In the bread and wine we receive here in the Eucharist, God takes the ordinary material of creation and infuses it with his grace, making it extraordinary and holy. God does not disdain the simple or the material. In the Eucharist, there is no divide between physical and spiritual. If creation is good and is valued by God, then learning about the creation, discovering its wonders and its beauty, are also good and valuable. And if God uses the things of the material world as a means of pouring out his blessings on us, then we also should use the gifts of the earth to bless one another.
But we must be careful not to get carried away.

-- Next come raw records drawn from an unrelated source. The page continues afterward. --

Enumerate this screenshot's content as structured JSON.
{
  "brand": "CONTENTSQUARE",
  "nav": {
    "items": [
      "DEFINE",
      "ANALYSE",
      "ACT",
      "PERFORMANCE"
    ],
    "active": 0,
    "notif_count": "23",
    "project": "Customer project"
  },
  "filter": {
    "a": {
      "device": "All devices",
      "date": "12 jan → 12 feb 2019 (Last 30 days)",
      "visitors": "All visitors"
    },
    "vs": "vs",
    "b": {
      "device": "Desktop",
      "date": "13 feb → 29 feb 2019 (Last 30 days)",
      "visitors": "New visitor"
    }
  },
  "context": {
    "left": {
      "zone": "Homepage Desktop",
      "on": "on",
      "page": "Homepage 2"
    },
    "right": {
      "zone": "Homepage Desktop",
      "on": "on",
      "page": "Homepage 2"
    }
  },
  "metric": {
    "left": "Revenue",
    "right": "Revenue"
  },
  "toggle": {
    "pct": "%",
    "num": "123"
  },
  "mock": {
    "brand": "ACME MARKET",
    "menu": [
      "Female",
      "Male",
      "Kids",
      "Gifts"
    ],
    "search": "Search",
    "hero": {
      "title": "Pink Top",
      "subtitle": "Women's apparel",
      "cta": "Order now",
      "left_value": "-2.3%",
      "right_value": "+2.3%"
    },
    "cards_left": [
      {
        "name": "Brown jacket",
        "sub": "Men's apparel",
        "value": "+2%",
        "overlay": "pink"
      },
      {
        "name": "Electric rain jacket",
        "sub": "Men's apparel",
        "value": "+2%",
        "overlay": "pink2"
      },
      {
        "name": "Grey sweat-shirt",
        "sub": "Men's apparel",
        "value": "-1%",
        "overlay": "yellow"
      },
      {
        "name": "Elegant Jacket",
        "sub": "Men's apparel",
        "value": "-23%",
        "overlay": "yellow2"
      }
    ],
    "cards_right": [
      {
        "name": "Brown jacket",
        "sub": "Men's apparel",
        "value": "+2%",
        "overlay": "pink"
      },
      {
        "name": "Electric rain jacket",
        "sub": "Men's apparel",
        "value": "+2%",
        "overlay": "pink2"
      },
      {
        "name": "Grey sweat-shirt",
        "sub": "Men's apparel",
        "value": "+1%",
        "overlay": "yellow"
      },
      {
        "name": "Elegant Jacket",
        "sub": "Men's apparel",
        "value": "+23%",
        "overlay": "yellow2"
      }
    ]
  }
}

As Christians, we have a duty to be vigilant, to speak out when we see science being used to exploit creation, or to do harm to our fellow human beings. As I see it, there are things that should concern us – things that risk reducing biodiversity, things that don’t respect the integrity of our fellow creatures, things that give advantage to the wealthy while further excluding those in our society already at risk of losing out. Christians have a wealth of ethical tradition on which we can draw to challenge scientific and technological developments that may be harmful, or that may be being taken forward without adequate thought being given to possible consequences.
But to be able to speak authoritatively, we need to know about the science. We need to know what is going on in the world of science, and we need to engage with it enough to be able to ask the necessary questions. Does that mean that we all need to be experts in all branches of science? Of course not. But we can all cultivate a basic level of understanding, at least in areas that interest us.
If you are a scientist or someone interested in science, share your passion! If you aren’t a scientist and have never engaged with science, don’t be afraid of it. As a church, our job is to say that science is not something that is outside the scope of our faith. We love God who made the world, and so we take an interest in the world that he made. And because God made and loves the material world, we as Christians have a responsibility to be diligent – to speak out when we think the material world is being misused, and to speak up to ensure that the benefits of science are used for the good of all, not reserved to the rich and the powerful. And we should pray for our scientists and for their work.
Science is valuable. It gives us knowledge and insight about the world around us, and enables us to improve life for ourselves and, if we are obedient to our calling, also our fellow creatures. Science also gives us insights into the mind of God, by enabling us to peer into the heart of the universe, the very building blocks of creation and its intricate workings, which tell us something about the creator. And by enabling us to see the world, the universe, around us in new and ever more detailed ways, science allows us to experience awe and wonder. In experiencing awe and wonder, we open ourselves to an encounter with God.